When the one you loved—and the one who loved you—has died, how do you get through Valentine’s Day? If you’re in this situation, please accept our condolences. Perhaps just when it seems it couldn’t get any more difficult, you’re assaulted by images of love everywhere. Cards, ads, commercials, conversations are all painful reminders of the love you’ve lost.
There’s probably nothing that will ease the pain, but there may be a way of slightly shifting the way you experience it, if you’re up for trying.
First, have a plan. Ask yourself, “How do I want to spend the day? What are the things that help me?” Sometimes, that’s being with others who have gone through what you’re going through. If you can’t find that among your friends, consider looking for an online grief group, which can be a wonderful source of support.
“Isolation is such a huge part of grief,” says Ann McKnight, an experienced social worker and psychotherapist in my community. “Part of the depth of the pain of grief is feeling alone, like you’re the only one who has ever felt this way.” Connecting with others going through the same thing will help you feel less isolated. (Ann recommends GriefShare.org for a range of resources.)
If you do decide to spend time with friends, choose a friend who won’t have any expectations of you and who will give you room to do what you need to do, whether that means crying during your time together or canceling at the last minute. “Hold whatever plans you make loosely,” says Ann, knowing that you may want to change them—and that’s fine, too.
Second, remember that love comes in many forms.
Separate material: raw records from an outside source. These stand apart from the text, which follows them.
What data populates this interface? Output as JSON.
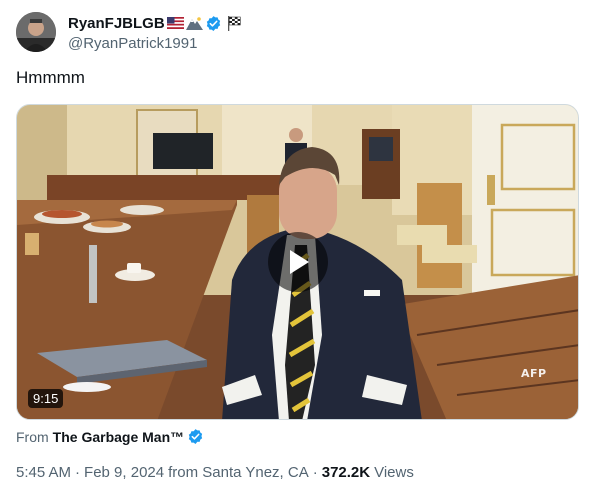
{
  "author": {
    "display_name": "RyanFJBLGB",
    "handle": "@RyanPatrick1991",
    "badge_icons": [
      "us-flag-icon",
      "mountain-icon",
      "verified-badge-icon",
      "checkered-flag-icon"
    ]
  },
  "tweet": {
    "text": "Hmmmm"
  },
  "media": {
    "duration": "9:15",
    "watermark": "AFP",
    "play_icon": "play-icon"
  },
  "attribution": {
    "prefix": "From",
    "source_name": "The Garbage Man™"
  },
  "meta": {
    "time": "5:45 AM",
    "date": "Feb 9, 2024",
    "location": "from Santa Ynez, CA",
    "views_count": "372.2K",
    "views_label": "Views"
  },
  "colors": {
    "verified_blue": "#1d9bf0",
    "muted_text": "#536471",
    "primary_text": "#0f1419"
  }
}
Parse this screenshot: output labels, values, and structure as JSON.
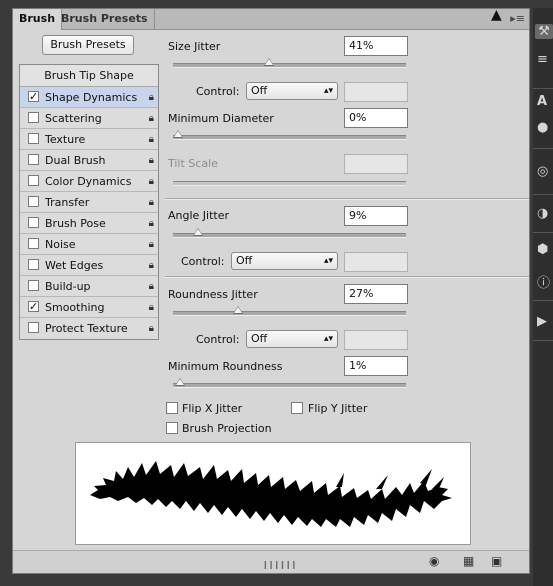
{
  "tabs": {
    "brush": "Brush",
    "brush_presets": "Brush Presets"
  },
  "panel_menu_icon": "panel-menu-icon",
  "brush_presets_button": "Brush Presets",
  "list": {
    "header": "Brush Tip Shape",
    "items": [
      {
        "label": "Shape Dynamics",
        "checked": true,
        "selected": true
      },
      {
        "label": "Scattering",
        "checked": false
      },
      {
        "label": "Texture",
        "checked": false
      },
      {
        "label": "Dual Brush",
        "checked": false
      },
      {
        "label": "Color Dynamics",
        "checked": false
      },
      {
        "label": "Transfer",
        "checked": false
      },
      {
        "label": "Brush Pose",
        "checked": false
      },
      {
        "label": "Noise",
        "checked": false
      },
      {
        "label": "Wet Edges",
        "checked": false
      },
      {
        "label": "Build-up",
        "checked": false
      },
      {
        "label": "Smoothing",
        "checked": true
      },
      {
        "label": "Protect Texture",
        "checked": false
      }
    ]
  },
  "settings": {
    "size_jitter": {
      "label": "Size Jitter",
      "value": "41%",
      "level": 41
    },
    "size_control": {
      "label": "Control:",
      "value": "Off"
    },
    "min_diameter": {
      "label": "Minimum Diameter",
      "value": "0%",
      "level": 0
    },
    "tilt_scale": {
      "label": "Tilt Scale",
      "value": ""
    },
    "angle_jitter": {
      "label": "Angle Jitter",
      "value": "9%",
      "level": 9
    },
    "angle_control": {
      "label": "Control:",
      "value": "Off"
    },
    "roundness_jitter": {
      "label": "Roundness Jitter",
      "value": "27%",
      "level": 27
    },
    "roundness_control": {
      "label": "Control:",
      "value": "Off"
    },
    "min_roundness": {
      "label": "Minimum Roundness",
      "value": "1%",
      "level": 1
    },
    "flip_x": {
      "label": "Flip X Jitter",
      "checked": false
    },
    "flip_y": {
      "label": "Flip Y Jitter",
      "checked": false
    },
    "brush_projection": {
      "label": "Brush Projection",
      "checked": false
    }
  },
  "bottom_icons": [
    "eye-icon",
    "grid-icon",
    "new-preset-icon"
  ],
  "colors": {
    "panel": "#d6d6d6",
    "selected_row": "#c8d4ec",
    "toolbar": "#2e2e2e"
  }
}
On Valentine’s Day, the focus is on romantic love, so it’s easy to lose sight of that. “We don’t only receive love,” Ann says. “We are also a source of love for other people in our lives.” If you have the energy, show your love to someone—a friend, a sibling, a mentor. It doesn’t have to be a big gesture. Even reaching out with a short phone call can help shift the focus of the day from what’s missing to what you still have.
Finally, don’t be surprised if the actual day isn’t as bad as you fear it will be. Ann says that many people find the anticipation of a holiday to be more difficult than the day itself. “So if on Valentine’s Day you think, ‘Hey, I’m not having a horrible day,’ that doesn’t mean you didn’t love the person you lost,” Ann says. “Grief cannot be predicted.”
Do you have suggestions that might help others? Please share them!
Dr. Barb DePree, M.D., has been a gynecologist and women’s health provider for almost 30 years and a menopause care specialist for the past ten.